Work task. Check each line of the material that follows, and copy those holding the string "value".

[[ Extracted data open ]]

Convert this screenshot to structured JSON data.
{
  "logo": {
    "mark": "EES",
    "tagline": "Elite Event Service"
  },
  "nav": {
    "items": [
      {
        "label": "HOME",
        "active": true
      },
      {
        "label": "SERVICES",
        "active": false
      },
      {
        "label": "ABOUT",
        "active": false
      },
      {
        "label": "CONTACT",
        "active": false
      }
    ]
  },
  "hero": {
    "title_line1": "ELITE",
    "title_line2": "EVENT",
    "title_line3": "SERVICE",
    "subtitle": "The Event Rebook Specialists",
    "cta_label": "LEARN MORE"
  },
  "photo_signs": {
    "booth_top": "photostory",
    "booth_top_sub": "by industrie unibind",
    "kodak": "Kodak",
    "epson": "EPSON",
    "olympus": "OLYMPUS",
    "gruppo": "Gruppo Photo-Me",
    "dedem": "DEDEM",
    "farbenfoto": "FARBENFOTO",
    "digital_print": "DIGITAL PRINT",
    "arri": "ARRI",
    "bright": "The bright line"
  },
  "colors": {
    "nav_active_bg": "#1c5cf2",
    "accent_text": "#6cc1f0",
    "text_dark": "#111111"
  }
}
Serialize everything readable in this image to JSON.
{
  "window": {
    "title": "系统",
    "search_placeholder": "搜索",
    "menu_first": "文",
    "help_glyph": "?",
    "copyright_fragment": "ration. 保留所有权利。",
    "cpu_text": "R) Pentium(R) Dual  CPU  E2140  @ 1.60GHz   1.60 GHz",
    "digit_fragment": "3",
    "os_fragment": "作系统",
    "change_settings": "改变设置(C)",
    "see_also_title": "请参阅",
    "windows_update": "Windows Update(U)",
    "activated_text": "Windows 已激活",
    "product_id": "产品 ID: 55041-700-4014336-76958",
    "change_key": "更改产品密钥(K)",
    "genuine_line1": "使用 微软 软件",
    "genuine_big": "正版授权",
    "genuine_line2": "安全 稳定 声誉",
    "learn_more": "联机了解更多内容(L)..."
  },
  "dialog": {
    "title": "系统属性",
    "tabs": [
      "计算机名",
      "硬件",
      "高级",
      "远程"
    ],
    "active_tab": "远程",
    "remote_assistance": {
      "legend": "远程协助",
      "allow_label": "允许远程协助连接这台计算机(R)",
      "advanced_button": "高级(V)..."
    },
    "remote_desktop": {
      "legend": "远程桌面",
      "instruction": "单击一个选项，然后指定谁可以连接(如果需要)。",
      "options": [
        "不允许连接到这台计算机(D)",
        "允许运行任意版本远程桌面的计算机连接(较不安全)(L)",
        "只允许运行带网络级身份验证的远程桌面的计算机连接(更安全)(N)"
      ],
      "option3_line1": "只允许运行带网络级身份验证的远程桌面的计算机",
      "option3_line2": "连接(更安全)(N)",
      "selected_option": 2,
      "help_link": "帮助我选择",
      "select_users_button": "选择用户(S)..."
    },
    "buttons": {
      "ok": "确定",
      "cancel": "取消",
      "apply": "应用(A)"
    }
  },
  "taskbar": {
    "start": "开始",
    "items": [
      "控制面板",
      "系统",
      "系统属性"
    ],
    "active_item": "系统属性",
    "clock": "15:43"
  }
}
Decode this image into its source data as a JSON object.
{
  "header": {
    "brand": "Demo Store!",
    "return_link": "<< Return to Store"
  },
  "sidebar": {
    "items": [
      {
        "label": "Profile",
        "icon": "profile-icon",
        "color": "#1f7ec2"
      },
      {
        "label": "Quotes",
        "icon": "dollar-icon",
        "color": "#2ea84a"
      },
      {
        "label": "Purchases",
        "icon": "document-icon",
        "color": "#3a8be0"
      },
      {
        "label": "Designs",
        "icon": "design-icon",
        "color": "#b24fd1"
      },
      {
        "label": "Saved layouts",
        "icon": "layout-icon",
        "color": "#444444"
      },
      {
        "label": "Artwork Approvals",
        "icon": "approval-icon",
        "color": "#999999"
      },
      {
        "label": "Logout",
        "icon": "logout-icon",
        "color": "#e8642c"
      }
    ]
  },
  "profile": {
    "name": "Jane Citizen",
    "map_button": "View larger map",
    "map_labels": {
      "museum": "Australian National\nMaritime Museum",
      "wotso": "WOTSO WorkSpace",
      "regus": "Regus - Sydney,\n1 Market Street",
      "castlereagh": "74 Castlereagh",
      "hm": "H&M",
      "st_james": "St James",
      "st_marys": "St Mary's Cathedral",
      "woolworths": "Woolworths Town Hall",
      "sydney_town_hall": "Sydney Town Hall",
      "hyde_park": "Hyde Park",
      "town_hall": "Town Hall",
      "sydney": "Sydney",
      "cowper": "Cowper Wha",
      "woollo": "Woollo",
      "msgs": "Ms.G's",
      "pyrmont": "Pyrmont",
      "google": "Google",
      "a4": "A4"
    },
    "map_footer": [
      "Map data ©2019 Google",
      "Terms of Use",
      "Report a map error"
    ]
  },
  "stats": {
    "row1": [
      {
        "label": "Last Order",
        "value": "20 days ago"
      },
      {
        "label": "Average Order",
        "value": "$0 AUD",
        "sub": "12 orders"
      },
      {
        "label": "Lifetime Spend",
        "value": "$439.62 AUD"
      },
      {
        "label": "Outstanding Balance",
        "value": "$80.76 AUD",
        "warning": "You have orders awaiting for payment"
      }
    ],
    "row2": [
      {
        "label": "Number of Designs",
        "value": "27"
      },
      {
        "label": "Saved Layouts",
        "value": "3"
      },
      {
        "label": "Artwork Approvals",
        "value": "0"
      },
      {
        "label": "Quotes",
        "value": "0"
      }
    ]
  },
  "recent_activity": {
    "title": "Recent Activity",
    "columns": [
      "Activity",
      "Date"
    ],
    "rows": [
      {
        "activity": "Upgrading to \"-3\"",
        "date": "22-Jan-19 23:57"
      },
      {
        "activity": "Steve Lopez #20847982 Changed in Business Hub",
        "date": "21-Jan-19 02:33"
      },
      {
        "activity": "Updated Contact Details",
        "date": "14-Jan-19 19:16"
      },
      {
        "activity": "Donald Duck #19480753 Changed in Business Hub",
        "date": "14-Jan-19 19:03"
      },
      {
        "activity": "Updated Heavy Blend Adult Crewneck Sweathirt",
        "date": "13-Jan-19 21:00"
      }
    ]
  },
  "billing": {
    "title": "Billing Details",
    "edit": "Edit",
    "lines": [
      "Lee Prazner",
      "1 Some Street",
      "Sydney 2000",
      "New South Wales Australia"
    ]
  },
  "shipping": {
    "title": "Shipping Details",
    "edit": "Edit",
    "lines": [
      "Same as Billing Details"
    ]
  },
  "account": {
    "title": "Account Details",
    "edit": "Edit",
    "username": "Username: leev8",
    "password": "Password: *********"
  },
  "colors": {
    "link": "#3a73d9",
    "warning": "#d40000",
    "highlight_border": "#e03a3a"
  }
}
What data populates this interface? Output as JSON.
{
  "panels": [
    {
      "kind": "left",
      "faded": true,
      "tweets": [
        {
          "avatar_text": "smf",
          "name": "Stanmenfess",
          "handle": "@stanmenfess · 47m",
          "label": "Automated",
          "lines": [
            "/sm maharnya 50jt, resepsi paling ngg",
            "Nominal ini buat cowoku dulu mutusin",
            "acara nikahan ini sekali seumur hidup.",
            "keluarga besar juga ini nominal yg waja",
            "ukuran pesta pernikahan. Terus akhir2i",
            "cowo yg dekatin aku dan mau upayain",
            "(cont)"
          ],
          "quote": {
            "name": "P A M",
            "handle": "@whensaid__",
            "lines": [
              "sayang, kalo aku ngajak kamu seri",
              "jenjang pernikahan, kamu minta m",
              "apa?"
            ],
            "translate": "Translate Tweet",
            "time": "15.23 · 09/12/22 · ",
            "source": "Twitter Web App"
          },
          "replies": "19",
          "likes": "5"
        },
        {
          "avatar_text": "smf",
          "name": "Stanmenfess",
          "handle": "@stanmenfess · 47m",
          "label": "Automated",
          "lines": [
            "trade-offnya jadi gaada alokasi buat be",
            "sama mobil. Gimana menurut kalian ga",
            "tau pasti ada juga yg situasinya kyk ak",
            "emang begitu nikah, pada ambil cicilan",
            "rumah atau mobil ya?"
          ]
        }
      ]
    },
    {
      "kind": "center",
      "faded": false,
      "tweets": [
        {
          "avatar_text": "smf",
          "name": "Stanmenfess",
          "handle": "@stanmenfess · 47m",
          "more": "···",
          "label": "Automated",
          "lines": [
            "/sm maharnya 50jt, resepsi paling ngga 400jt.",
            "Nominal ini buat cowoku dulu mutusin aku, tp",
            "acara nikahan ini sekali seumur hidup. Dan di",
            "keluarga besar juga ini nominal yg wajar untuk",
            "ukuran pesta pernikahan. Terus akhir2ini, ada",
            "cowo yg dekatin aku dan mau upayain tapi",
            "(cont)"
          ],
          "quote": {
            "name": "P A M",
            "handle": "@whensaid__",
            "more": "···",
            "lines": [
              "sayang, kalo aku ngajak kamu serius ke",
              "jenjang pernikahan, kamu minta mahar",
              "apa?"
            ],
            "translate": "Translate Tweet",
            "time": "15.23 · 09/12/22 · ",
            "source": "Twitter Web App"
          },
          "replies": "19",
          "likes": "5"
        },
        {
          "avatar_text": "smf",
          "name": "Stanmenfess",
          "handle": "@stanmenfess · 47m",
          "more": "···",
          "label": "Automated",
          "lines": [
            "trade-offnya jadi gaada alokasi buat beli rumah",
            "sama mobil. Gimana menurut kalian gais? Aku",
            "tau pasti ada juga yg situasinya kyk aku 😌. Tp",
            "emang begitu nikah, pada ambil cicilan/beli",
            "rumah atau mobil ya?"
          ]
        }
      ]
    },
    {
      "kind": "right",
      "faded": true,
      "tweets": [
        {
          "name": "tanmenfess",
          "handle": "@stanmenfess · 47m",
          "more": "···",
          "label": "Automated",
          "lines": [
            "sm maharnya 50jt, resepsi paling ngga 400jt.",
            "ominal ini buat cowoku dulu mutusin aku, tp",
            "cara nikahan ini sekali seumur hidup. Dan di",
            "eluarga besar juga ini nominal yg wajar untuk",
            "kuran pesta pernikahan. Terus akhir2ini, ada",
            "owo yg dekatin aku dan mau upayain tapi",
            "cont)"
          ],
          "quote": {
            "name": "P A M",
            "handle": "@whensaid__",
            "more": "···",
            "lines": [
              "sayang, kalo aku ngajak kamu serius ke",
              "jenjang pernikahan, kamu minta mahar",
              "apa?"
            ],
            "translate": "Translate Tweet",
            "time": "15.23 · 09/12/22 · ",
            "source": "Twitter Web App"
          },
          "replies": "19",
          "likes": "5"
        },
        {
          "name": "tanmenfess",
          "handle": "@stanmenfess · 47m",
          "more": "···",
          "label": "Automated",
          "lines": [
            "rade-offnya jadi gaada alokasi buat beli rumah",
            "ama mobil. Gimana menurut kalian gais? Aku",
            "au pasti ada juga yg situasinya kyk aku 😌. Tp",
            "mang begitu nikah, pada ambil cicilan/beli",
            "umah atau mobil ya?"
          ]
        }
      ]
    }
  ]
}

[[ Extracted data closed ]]

Task output.
        "value": "20 days ago"
        "value": "$0 AUD",
        "value": "$439.62 AUD"
        "value": "$80.76 AUD",
        "value": "27"
        "value": "3"
        "value": "0"
        "value": "0"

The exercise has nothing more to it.